● **About this task**: Reproduce all of the data below without alteration; exclude every picture.

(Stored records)
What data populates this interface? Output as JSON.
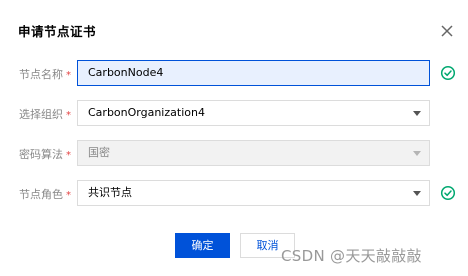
{
  "dialog": {
    "title": "申请节点证书",
    "close_icon": "close-icon"
  },
  "form": {
    "required_mark": "*",
    "node_name": {
      "label": "节点名称",
      "value": "CarbonNode4",
      "status_icon": "check-circle-icon"
    },
    "organization": {
      "label": "选择组织",
      "value": "CarbonOrganization4",
      "dropdown_icon": "caret-down-icon"
    },
    "crypto_algorithm": {
      "label": "密码算法",
      "value": "国密",
      "disabled": true,
      "dropdown_icon": "caret-down-icon"
    },
    "node_role": {
      "label": "节点角色",
      "value": "共识节点",
      "dropdown_icon": "caret-down-icon",
      "status_icon": "check-circle-icon"
    }
  },
  "buttons": {
    "confirm_label": "确定",
    "cancel_label": "取消"
  },
  "watermark": "CSDN @天天敲敲敲",
  "colors": {
    "primary": "#0052d9",
    "success": "#00a870",
    "required": "#e54545",
    "focused_bg": "#e8f0fe",
    "disabled_bg": "#f2f2f2"
  }
}
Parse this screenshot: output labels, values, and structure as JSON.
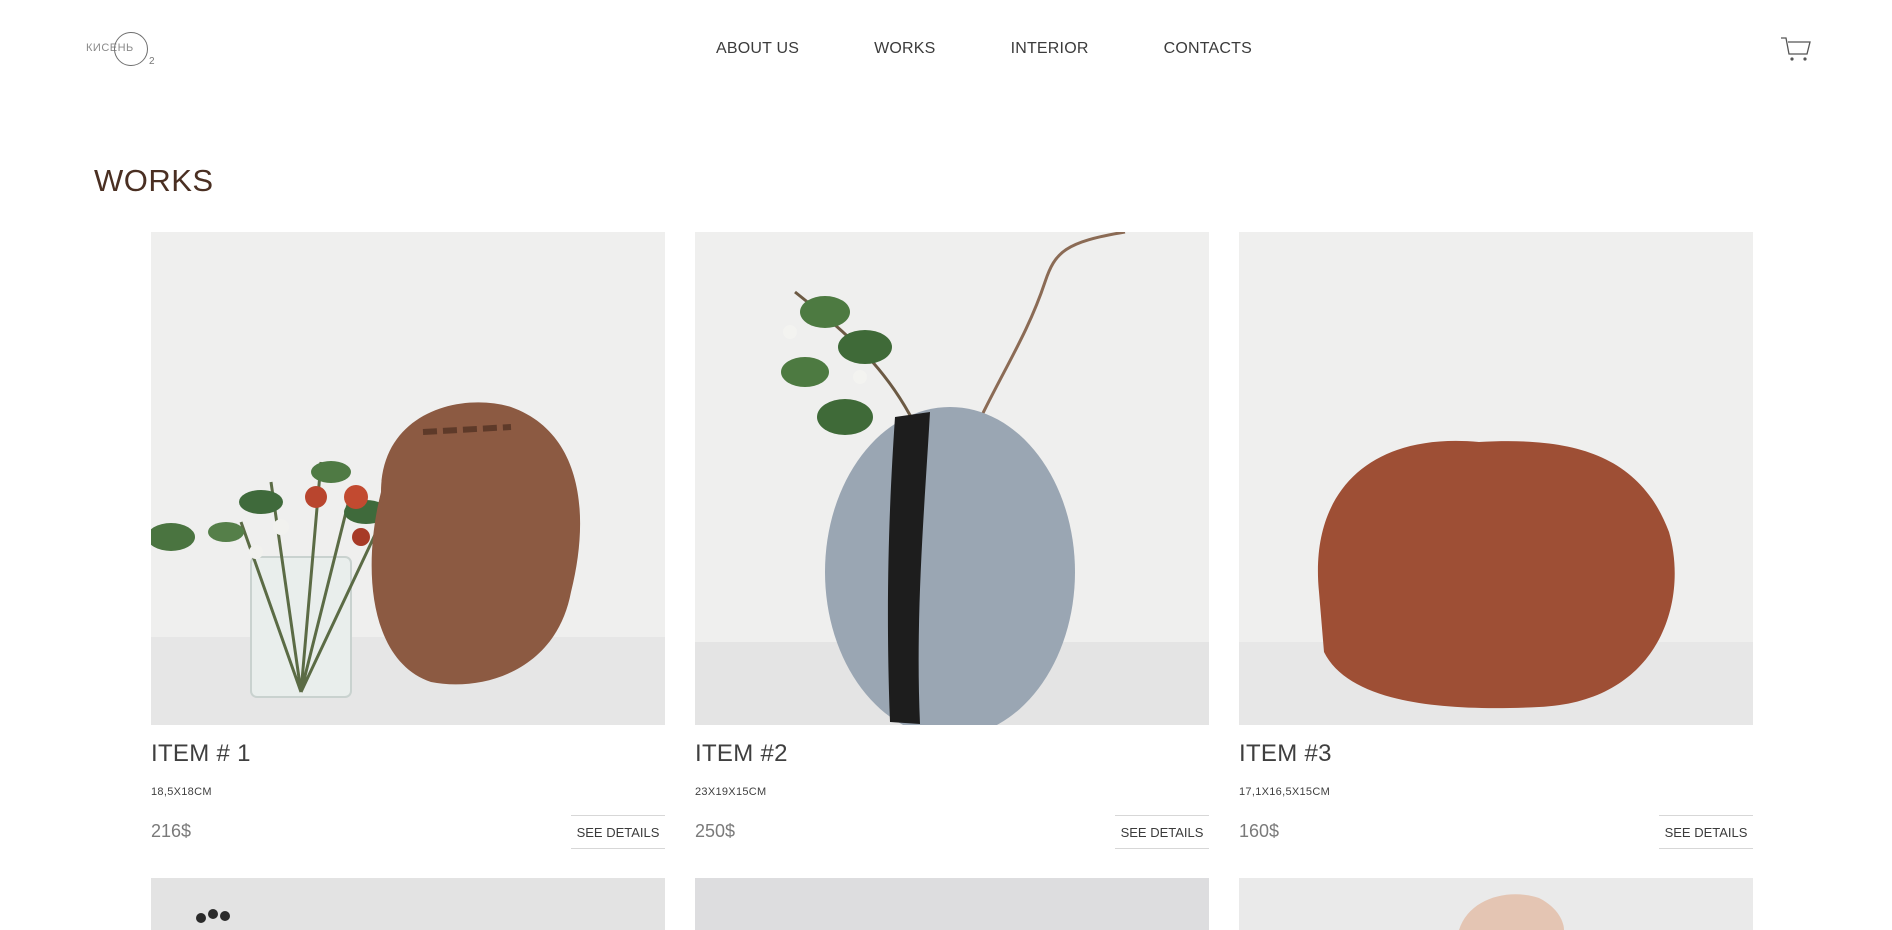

● **Solution**:
What data populates this interface? Output as JSON.
{
  "dialog": {
    "title": "申请节点证书",
    "close_icon": "close-icon"
  },
  "form": {
    "required_mark": "*",
    "node_name": {
      "label": "节点名称",
      "value": "CarbonNode4",
      "status_icon": "check-circle-icon"
    },
    "organization": {
      "label": "选择组织",
      "value": "CarbonOrganization4",
      "dropdown_icon": "caret-down-icon"
    },
    "crypto_algorithm": {
      "label": "密码算法",
      "value": "国密",
      "disabled": true,
      "dropdown_icon": "caret-down-icon"
    },
    "node_role": {
      "label": "节点角色",
      "value": "共识节点",
      "dropdown_icon": "caret-down-icon",
      "status_icon": "check-circle-icon"
    }
  },
  "buttons": {
    "confirm_label": "确定",
    "cancel_label": "取消"
  },
  "watermark": "CSDN @天天敲敲敲",
  "colors": {
    "primary": "#0052d9",
    "success": "#00a870",
    "required": "#e54545",
    "focused_bg": "#e8f0fe",
    "disabled_bg": "#f2f2f2"
  }
}
Parse this screenshot: output labels, values, and structure as JSON.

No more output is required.